Like many young players, however, discipline is an issue for him. On the ball he fails to get into a stance at times which allows easy straight-line drives and blow-bys.
Off the ball he’s prone to ball watching and losing track of his man. He does so here, getting sucked into unnecessarily helping on the drive which leads to an easy kickout for a wide open corner 3.
When he is locked in, though, he shows great willingness to fight over screens and chase around shooters — an invaluable skill to combat the 3 point-friendly offenses around the league.
Walker has shown promise as a help defender, averaging 1.6 steals and 0.8 blocks per 40 minutes, but he doesn’t seem to have the best instincts on how to leverage his tools optimally.
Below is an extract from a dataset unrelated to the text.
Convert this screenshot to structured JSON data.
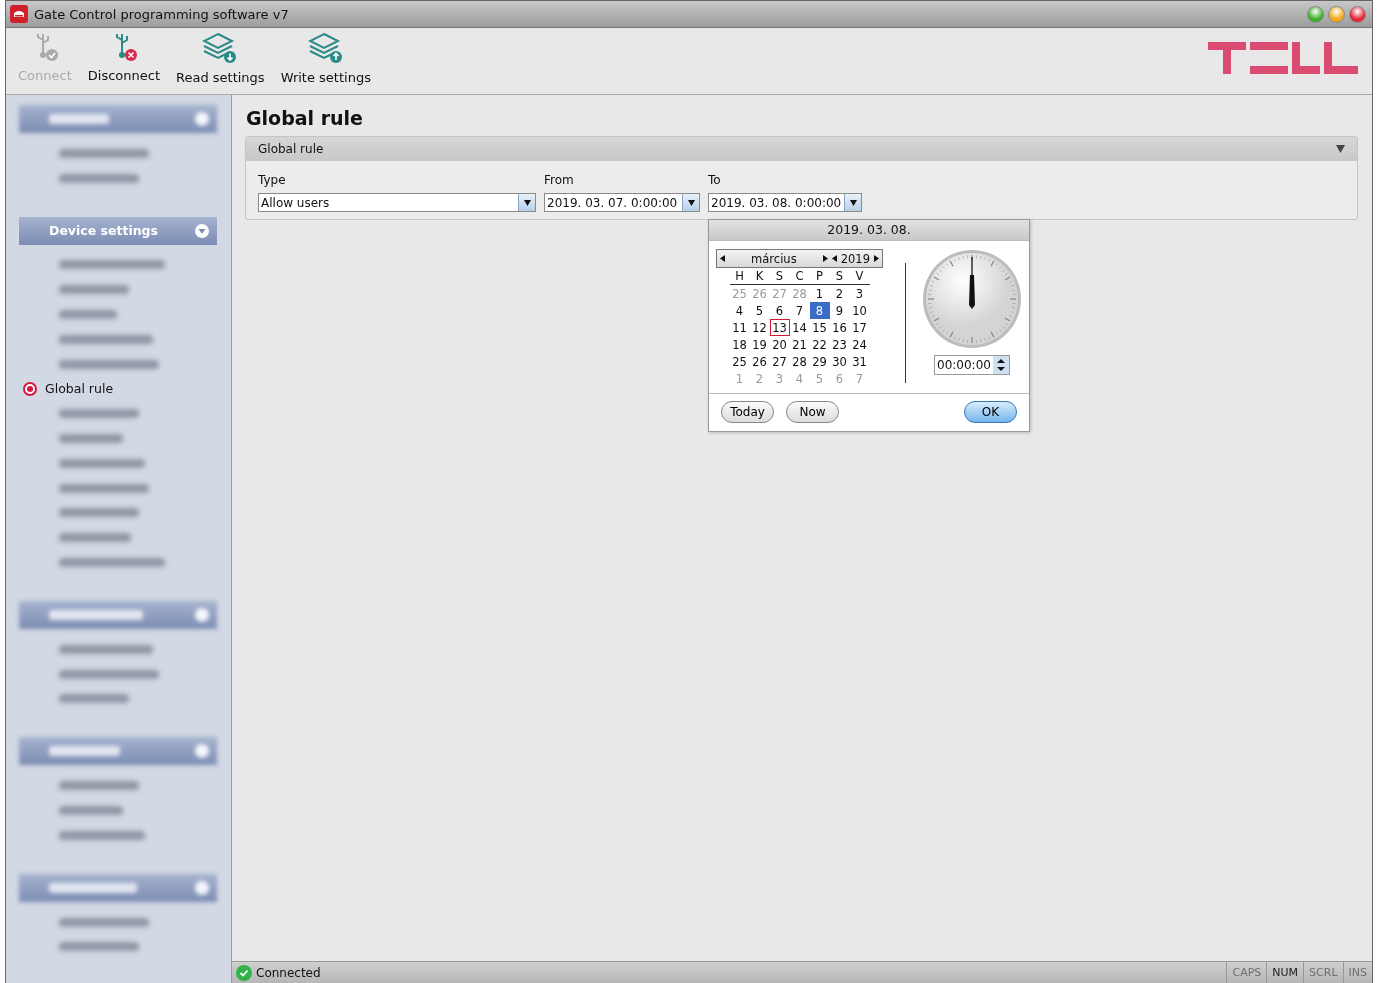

Too often he over-commits and leaves his feet on basic pump fakes.
Walker could also do much better to use his athleticism and size to be a factor on the defensive glass. His 9.2 DRB% is poor, even for a guard, and is an area he could easily improve by making more of a concerted effort to crash down on the glass.
So what can we make of Walker? He flashes talent in almost every area of the game — shooting, slashing, scoring, ball handling, passing, defending, etc. — without quite excelling at any single one. He’s a player who looks like a killer in a 7-minute YouTube compilation, but hasn’t shown a high level of consistency. This is somebody who needs structure to hone his skills in a disciplined manner.
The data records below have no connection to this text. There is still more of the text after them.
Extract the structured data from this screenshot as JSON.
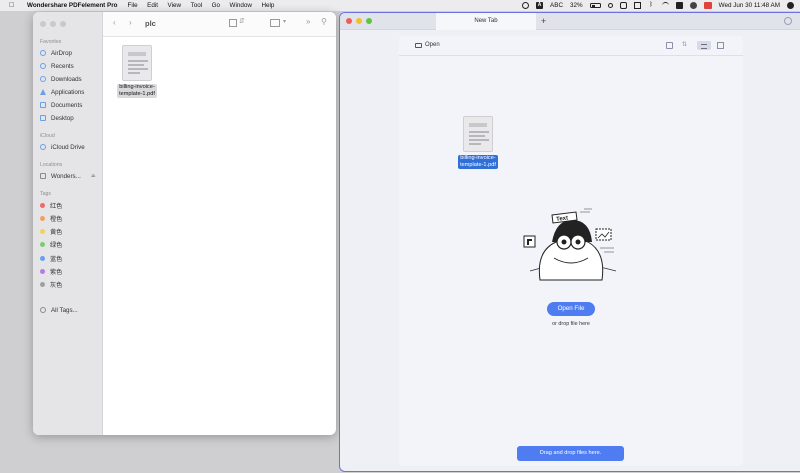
{
  "menubar": {
    "app_name": "Wondershare PDFelement Pro",
    "menus": [
      "File",
      "Edit",
      "View",
      "Tool",
      "Go",
      "Window",
      "Help"
    ],
    "input_source": "ABC",
    "battery": "32%",
    "datetime": "Wed Jun 30  11:48 AM"
  },
  "finder": {
    "folder_title": "plc",
    "sidebar": {
      "favorites_header": "Favorites",
      "favorites": [
        "AirDrop",
        "Recents",
        "Downloads",
        "Applications",
        "Documents",
        "Desktop"
      ],
      "icloud_header": "iCloud",
      "icloud_items": [
        "iCloud Drive"
      ],
      "locations_header": "Locations",
      "locations": [
        "Wonders..."
      ],
      "tags_header": "Tags",
      "tags": [
        {
          "label": "红色",
          "color": "#f16a6a"
        },
        {
          "label": "橙色",
          "color": "#f5a05a"
        },
        {
          "label": "黄色",
          "color": "#f3d05a"
        },
        {
          "label": "绿色",
          "color": "#76cf6a"
        },
        {
          "label": "蓝色",
          "color": "#6a9ff0"
        },
        {
          "label": "紫色",
          "color": "#b77ce0"
        },
        {
          "label": "灰色",
          "color": "#a0a0a4"
        }
      ],
      "all_tags": "All Tags..."
    },
    "file": {
      "line1": "billing-invoice-",
      "line2": "template-1.pdf"
    }
  },
  "pdfelement": {
    "tab_label": "New Tab",
    "open_label": "Open",
    "file": {
      "line1": "billing-invoice-",
      "line2": "template-1.pdf"
    },
    "illustration_text": "Text",
    "open_file_button": "Open File",
    "drop_hint": "or drop file here",
    "drag_bar": "Drag and drop files here.",
    "accent_color": "#4f7cf0",
    "window_border_color": "#6b72e0"
  }
}
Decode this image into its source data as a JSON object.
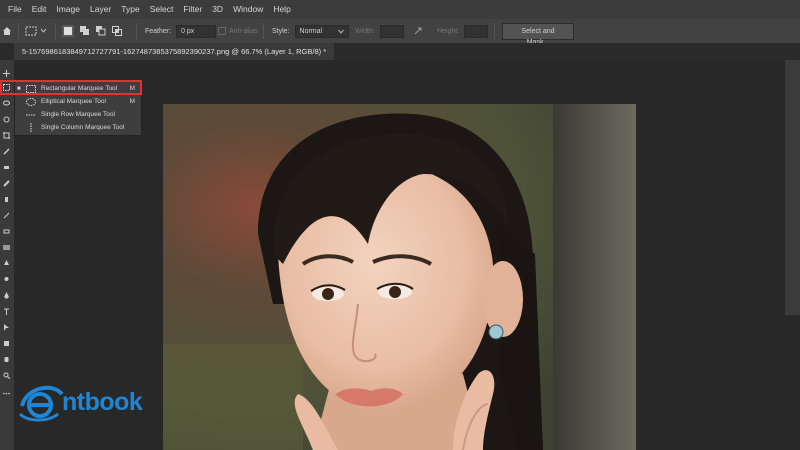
{
  "menu": [
    "File",
    "Edit",
    "Image",
    "Layer",
    "Type",
    "Select",
    "Filter",
    "3D",
    "Window",
    "Help"
  ],
  "options": {
    "feather_label": "Feather:",
    "feather_value": "0 px",
    "antialias_label": "Anti-alias",
    "style_label": "Style:",
    "style_value": "Normal",
    "width_label": "Width:",
    "height_label": "Height:",
    "select_mask_label": "Select and Mask..."
  },
  "document_tab": "5-1576986183849712727791-1627487385375892390237.png @ 66.7% (Layer 1, RGB/8) *",
  "flyout": [
    {
      "label": "Rectangular Marquee Tool",
      "shortcut": "M",
      "icon": "rect-marquee-icon",
      "active": true
    },
    {
      "label": "Elliptical Marquee Tool",
      "shortcut": "M",
      "icon": "ellipse-marquee-icon"
    },
    {
      "label": "Single Row Marquee Tool",
      "shortcut": "",
      "icon": "single-row-marquee-icon"
    },
    {
      "label": "Single Column Marquee Tool",
      "shortcut": "",
      "icon": "single-column-marquee-icon"
    }
  ],
  "logo_text": "ntbook",
  "colors": {
    "highlight": "#e0322f",
    "logo": "#1f86d6",
    "ui_bg": "#282828"
  }
}
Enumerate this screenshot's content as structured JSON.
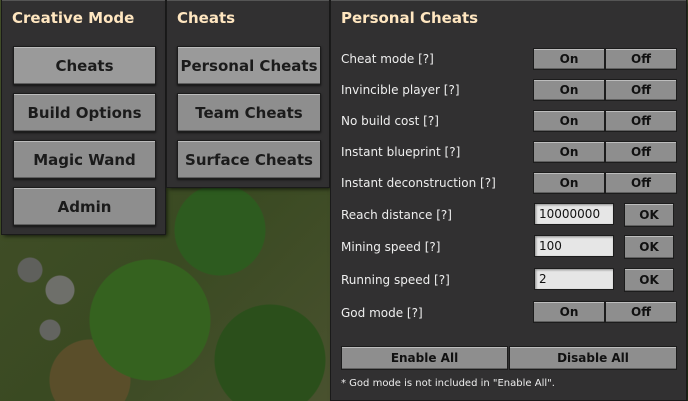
{
  "creative_mode": {
    "title": "Creative Mode",
    "buttons": [
      "Cheats",
      "Build Options",
      "Magic Wand",
      "Admin"
    ]
  },
  "cheats": {
    "title": "Cheats",
    "buttons": [
      "Personal Cheats",
      "Team Cheats",
      "Surface Cheats"
    ]
  },
  "personal_cheats": {
    "title": "Personal Cheats",
    "toggle_on_label": "On",
    "toggle_off_label": "Off",
    "ok_label": "OK",
    "rows": [
      {
        "label": "Cheat mode [?]"
      },
      {
        "label": "Invincible player [?]"
      },
      {
        "label": "No build cost [?]"
      },
      {
        "label": "Instant blueprint [?]"
      },
      {
        "label": "Instant deconstruction [?]"
      },
      {
        "label": "Reach distance [?]",
        "value": "10000000"
      },
      {
        "label": "Mining speed [?]",
        "value": "100"
      },
      {
        "label": "Running speed [?]",
        "value": "2"
      },
      {
        "label": "God mode [?]"
      }
    ],
    "enable_all_label": "Enable All",
    "disable_all_label": "Disable All",
    "footnote": "* God mode is not included in \"Enable All\"."
  }
}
More than anything Walker is often his own worst enemy with his decision making, particularly on the offensive end. All too often the sum of his impact on a game is far less than it should be given his talent and physical tools. Walker need a gentle hand and careful eye to iron out the deficiencies in his game holding him back from realizing his potential.
If he was perfect, though, the Knicks wouldn’t have a chance of selecting him with the 9th pick in the draft. Even there Walker would represent a significant reach according to most draftniks, which isn’t to say they’re right.
Every year in every draft somebody falls much farther than he should have. At least in terms of scoring, Walker’s second half compares similarly to the numbers another guy — once deemed to be a reach in the mid-lottery — put up over a full season not so long ago.
Is Walker the next Donovan Mitchell? There’s no way to be sure, and while there are obvious similarities in both players’ build and skill sets, Mitchell, albeit in his sophomore year, was a more advanced playmaker, superior rebounder and and more impactful defensively.
It’s also a dangerous game to look for the “next ________”. The NBA floundered around for a half decade waiting for the next Jordan and it seems lately finding the next Curry is the new fad. The next Mitchell would certainly be a nice get for the Knicks and would fit very nicely alongside Kristaps Porzingis and Frank Ntilikina — the only two players who should factor into the front office’s long term thinking — but the Knicks can’t pick Walker because he reminds them of Mitchell.
If Walker is the pick it must be because they believe in him and their ability to polish the rough edges of his game into a fully formed basketball diamond. They must also weigh the risk of potentially reaching for him at No. 9 if no trade down opportunity presents itself.
There’s a lot to like about Walker, but much of it is theoretical. The Knicks and many other teams are still figuring just how much value to place in that theory.